God has made us creatures of judgment.  We employ judgment in every aspect of life: “Is this food good for me?”  “Should I buy this?  Can we afford it?” “Do I trust her to babysit the children?”  “She married the wrong man.”  All of life is based on making judgments.  It is the way God made us!

If religious faith with its moral and spiritual values is without judgment; it is the only area wherein judgment is not exercised.  If one’s faith is beyond judgment, there can be no “right’ or “wrong” religion.  You believe in a multiplicity of Gods?  “No problem, for we are not judgmental about such issues!”  You don’t believe in God?  “Fine!”  You accept Jesus as a great moralist but not as “God manifest in the flesh”?  Hey; great we believe he is the Son of God, but who are we to judge you?”

If it is wrong to be “judgmental,” is it right to judge that your unbelieving neighbor is lost and that we must try to reach him?  If it is a sin to be “judgmental” about the church of which one is a member, why is it not a sin to be “judgmental’ about the gods in which a pagan believes?  If we should not be “judgmental” about one’s adulterous marriage; should we likewise be “non-judgmental” about a native’s polygamy?  What is your “judgment” about such questions?

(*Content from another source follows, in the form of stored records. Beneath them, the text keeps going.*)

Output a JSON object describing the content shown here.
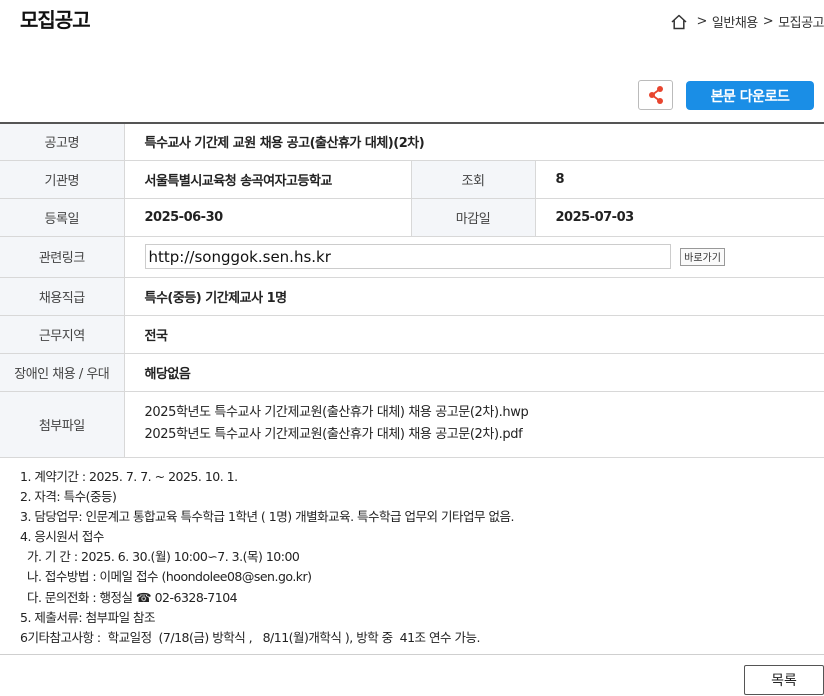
{
  "page": {
    "title": "모집공고",
    "breadcrumb": [
      ">",
      "일반채용",
      ">",
      "모집공고"
    ]
  },
  "toolbar": {
    "share_icon": "share-icon",
    "download_label": "본문 다운로드"
  },
  "info": {
    "title_label": "공고명",
    "title_value": "특수교사 기간제 교원 채용 공고(출산휴가 대체)(2차)",
    "org_label": "기관명",
    "org_value": "서울특별시교육청 송곡여자고등학교",
    "views_label": "조회",
    "views_value": "8",
    "reg_label": "등록일",
    "reg_value": "2025-06-30",
    "deadline_label": "마감일",
    "deadline_value": "2025-07-03",
    "link_label": "관련링크",
    "link_value": "http://songgok.sen.hs.kr",
    "link_button": "바로가기",
    "position_label": "채용직급",
    "position_value": "특수(중등) 기간제교사 1명",
    "region_label": "근무지역",
    "region_value": "전국",
    "disabled_label": "장애인 채용 / 우대",
    "disabled_value": "해당없음",
    "attach_label": "첨부파일",
    "attachments": [
      "2025학년도 특수교사 기간제교원(출산휴가 대체) 채용 공고문(2차).hwp",
      "2025학년도 특수교사 기간제교원(출산휴가 대체) 채용 공고문(2차).pdf"
    ]
  },
  "body_lines": [
    "1. 계약기간 : 2025. 7. 7. ~ 2025. 10. 1.",
    "2. 자격: 특수(중등)",
    "3. 담당업무: 인문계고 통합교육 특수학급 1학년 ( 1명) 개별화교육. 특수학급 업무외 기타업무 없음.",
    "4. 응시원서 접수",
    "  가. 기 간 : 2025. 6. 30.(월) 10:00∽7. 3.(목) 10:00",
    "  나. 접수방법 : 이메일 접수 (hoondolee08@sen.go.kr)",
    "  다. 문의전화 : 행정실 ☎ 02-6328-7104",
    "5. 제출서류: 첨부파일 참조",
    "6기타참고사항 :  학교일정  (7/18(금) 방학식 ,   8/11(월)개학식 ), 방학 중  41조 연수 가능."
  ],
  "footer": {
    "list_button": "목록"
  }
}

Let none say that we are setting ourselves up as “judges.”  (Must one not set himself up as a judge to make such a charge against us?)  God is our Judge (James 4:12).  However, in accordance with the teaching of the word of God, we must make judgments about the course of our life before him—“Prove all things; hold fast that which is good” (1 Thessalonians 5:21).  One is not a judge when he determines that some are teachers of error, for one must “try” or test the teachers whether they be of God (1 John 4:1, 6).  Again, we are commanded to make such judgments based on the word of God.  In Revelation 2:2, the Lord commended the church for being “judgmental” of those who lied and said they were apostles.  Likewise, we are not being sinfully “judgmental,” when, after a study of the Bible, we determine that the Pope is not the apostle he claims to be (2 Corinthians 11:13-15).

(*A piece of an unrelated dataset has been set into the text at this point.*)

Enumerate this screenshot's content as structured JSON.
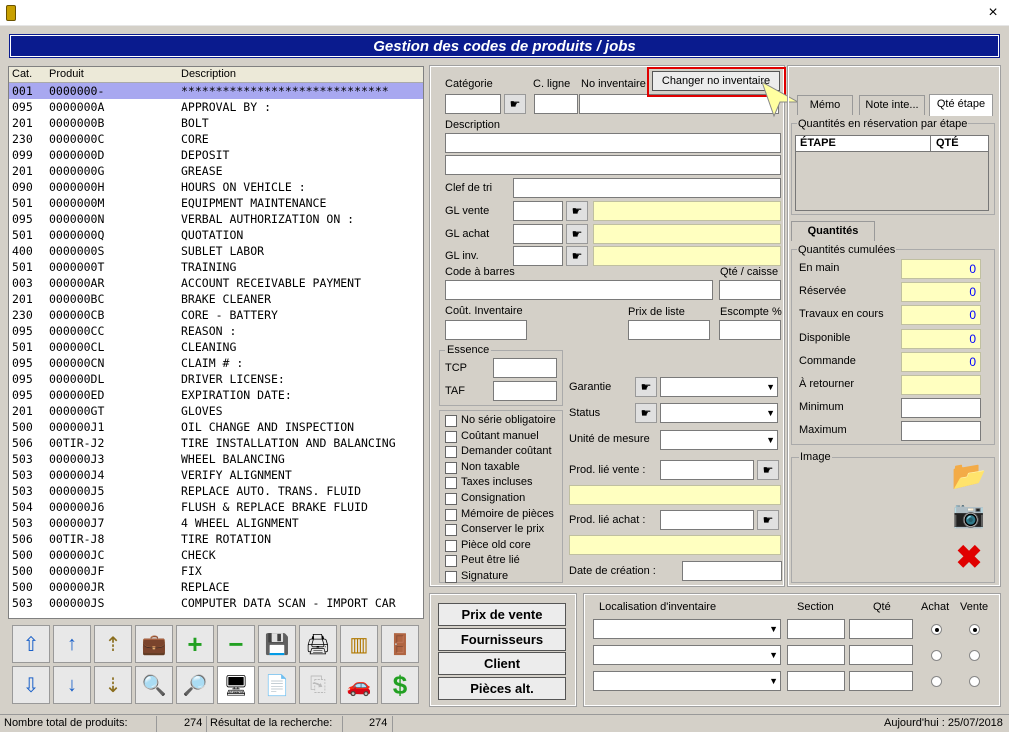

The questions we have raised deserve an answer.  Will someone answer them without being ‘judgmental” of us?